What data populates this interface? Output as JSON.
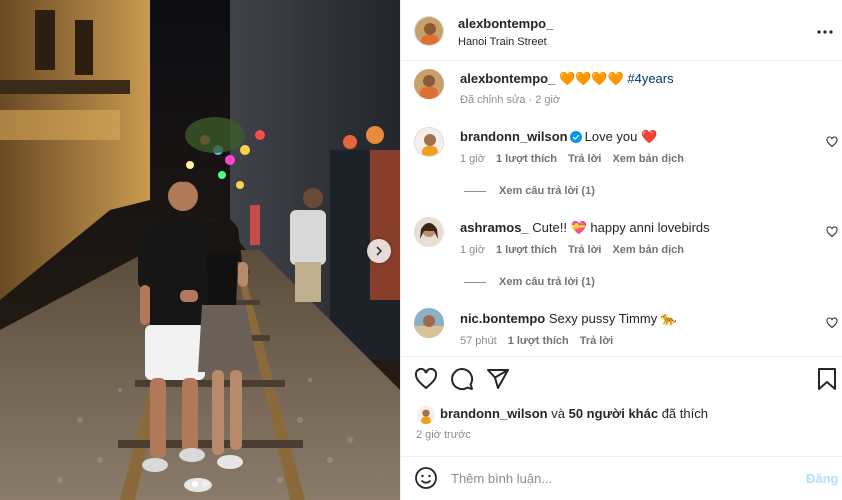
{
  "post": {
    "author": "alexbontempo_",
    "location": "Hanoi Train Street",
    "caption_emojis": "🧡🧡🧡🧡",
    "caption_hashtag": "#4years",
    "caption_meta": "Đã chỉnh sửa · 2 giờ"
  },
  "comments": [
    {
      "user": "brandonn_wilson",
      "verified": true,
      "text": "Love you ❤️",
      "time": "1 giờ",
      "likes": "1 lượt thích",
      "reply": "Trả lời",
      "translate": "Xem bản dịch",
      "replies": "Xem câu trả lời (1)"
    },
    {
      "user": "ashramos_",
      "verified": false,
      "text": "Cute!! 💝 happy anni lovebirds",
      "time": "1 giờ",
      "likes": "1 lượt thích",
      "reply": "Trả lời",
      "translate": "Xem bản dịch",
      "replies": "Xem câu trả lời (1)"
    },
    {
      "user": "nic.bontempo",
      "verified": false,
      "text": "Sexy pussy Timmy 🐆",
      "time": "57 phút",
      "likes": "1 lượt thích",
      "reply": "Trả lời"
    }
  ],
  "likes_line": {
    "user": "brandonn_wilson",
    "connector": "và",
    "others": "50 người khác",
    "suffix": "đã thích"
  },
  "timestamp": "2 giờ trước",
  "composer": {
    "placeholder": "Thêm bình luận...",
    "post_label": "Đăng"
  },
  "carousel": {
    "slides": 2,
    "current": 1
  },
  "icons": {
    "more": "more-horizontal-icon",
    "like": "heart-icon",
    "comment": "comment-bubble-icon",
    "share": "paper-plane-icon",
    "save": "bookmark-icon",
    "emoji": "smiley-icon",
    "next": "chevron-right-icon",
    "verified": "verified-badge-icon"
  },
  "colors": {
    "link": "#00376b",
    "verified": "#0095f6",
    "post_disabled": "#b2dffc",
    "muted": "#8e8e8e"
  }
}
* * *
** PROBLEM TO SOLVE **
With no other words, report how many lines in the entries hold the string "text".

** EXERCISE ANSWER **
3